The Kakadu Charter Which Helped Stop A Uranium Mine Marks 15 Years Of Shared Values
Australia is ‘destroying the life support systems’ says Respected Ecologist
Stop Adani Destroying Our Land and Culture

Stop Adani Destroying Our Land and Culture

  • Written on: 04 November 2015
  • Posted under: Videos
Coal mining’s promise falls through for Dunedoo
Mirning Peoples fight oil giants wanting to drill the Bight
New Zealand’s new ocean sanctuary will be a No Go Area for mining
Bougainville Hardliners declare island a No Go Area for Mining
Our land is our life. No fracking in Arnhem Land, or Australia
From the Horse’s Mouth: Perceptions of Development from Papua New Guinea
Indigenous Communities Against Carmichael: Traditional owners in mine challenge
Our Resistance, Our Hope: Unity Statement of the International People’s Conference on Mining
Coal. A Dirty Little Rock.

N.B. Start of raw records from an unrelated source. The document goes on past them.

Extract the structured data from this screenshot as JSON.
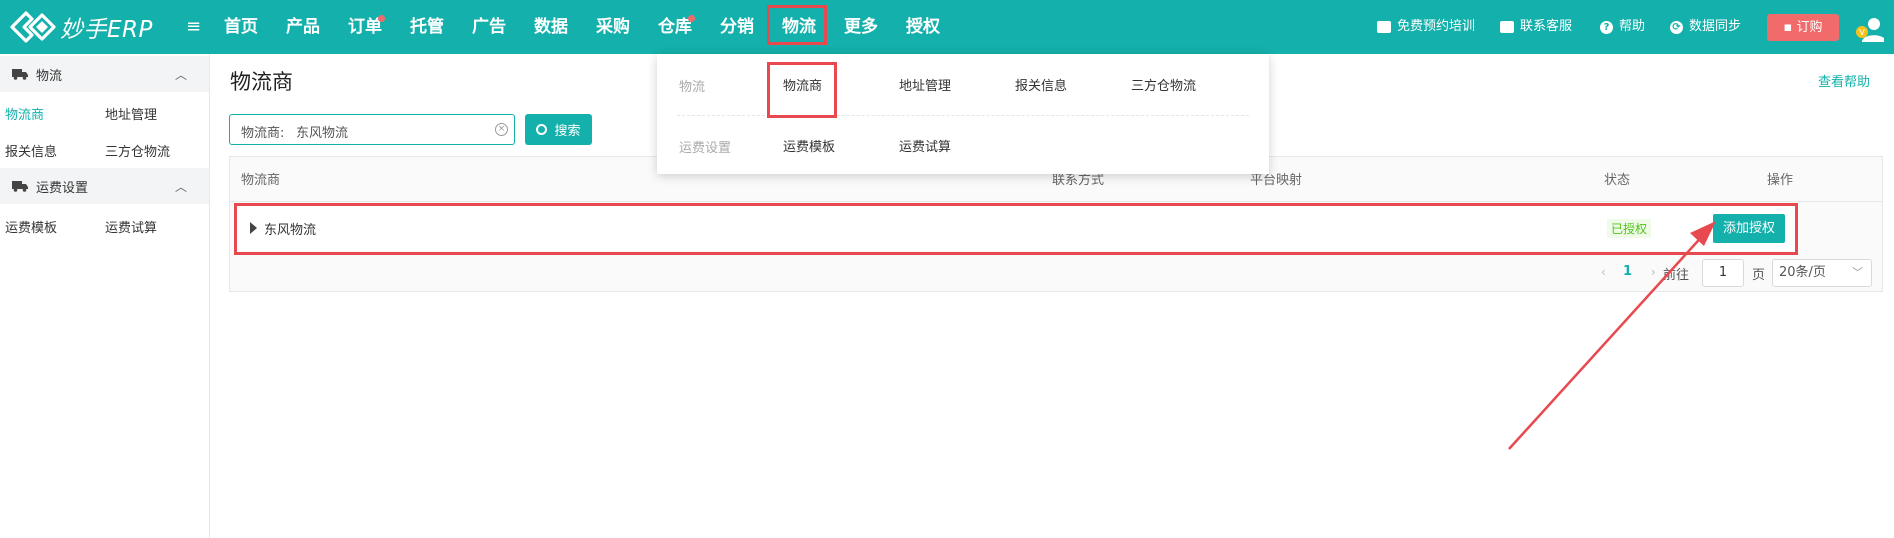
{
  "brand": {
    "name": "妙手ERP"
  },
  "top_nav": {
    "items": [
      "首页",
      "产品",
      "订单",
      "托管",
      "广告",
      "数据",
      "采购",
      "仓库",
      "分销",
      "物流",
      "更多",
      "授权"
    ],
    "active": "物流"
  },
  "top_right": {
    "training": "免费预约培训",
    "support": "联系客服",
    "help": "帮助",
    "sync": "数据同步",
    "order": "订购"
  },
  "sidebar": {
    "groups": [
      {
        "title": "物流",
        "links": [
          "物流商",
          "地址管理",
          "报关信息",
          "三方仓物流"
        ]
      },
      {
        "title": "运费设置",
        "links": [
          "运费模板",
          "运费试算"
        ]
      }
    ],
    "active_link": "物流商"
  },
  "page": {
    "title": "物流商",
    "help_link": "查看帮助"
  },
  "search": {
    "label": "物流商:",
    "value": "东风物流",
    "button": "搜索"
  },
  "table": {
    "columns": [
      "物流商",
      "联系方式",
      "平台映射",
      "状态",
      "操作"
    ],
    "rows": [
      {
        "name": "东风物流",
        "status": "已授权",
        "action": "添加授权"
      }
    ]
  },
  "pagination": {
    "current_page": "1",
    "goto_label": "前往",
    "goto_value": "1",
    "page_unit": "页",
    "page_size": "20条/页"
  },
  "dropdown": {
    "sections": [
      {
        "category": "物流",
        "items": [
          "物流商",
          "地址管理",
          "报关信息",
          "三方仓物流"
        ]
      },
      {
        "category": "运费设置",
        "items": [
          "运费模板",
          "运费试算"
        ]
      }
    ],
    "active_item": "物流商"
  },
  "colors": {
    "primary": "#14b0ab",
    "highlight": "#e8494f",
    "success": "#52c41a",
    "order_button": "#f26b6b"
  }
}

Coal. A Dirty Little Rock.

  • Written on: 08 September 2015
  • Posted under: Videos
PuhiPuhi Mining Action Group tell NZ Govt to clean up sites
No Means No- Wangan and Jagalingou Peoples reject Adani’s Carmichael coal mine
Bougainville: Colonialism and mining, the long struggle for freedom
No need for mining if Bougainville gets serious about agriculture
Australias largest coal mining and energy union backs Labour Renewable Energy Target
New Zealand’s wetlands need protecting from swamp kauri mining
Fatal Extraction: Australian Mining in Africa
Delegation to argue for Tasmanian wilderness
Maori leader calls for halt to mining of ancient Kauri wood
Wangan and Jagalingou Peoples defend their land from Adani’s Carmichael Coal Mine
Undermining Australia-Coal vs Communities

Undermining Australia-Coal vs Communities

Hidden Valley

Hidden Valley

Start a Conversation. Share Words of Solidarity.

This website is about building a movement. We can only build a movement when we connect with one another. We invite you to do just that…

Your email address will not be published. Required fields are marked *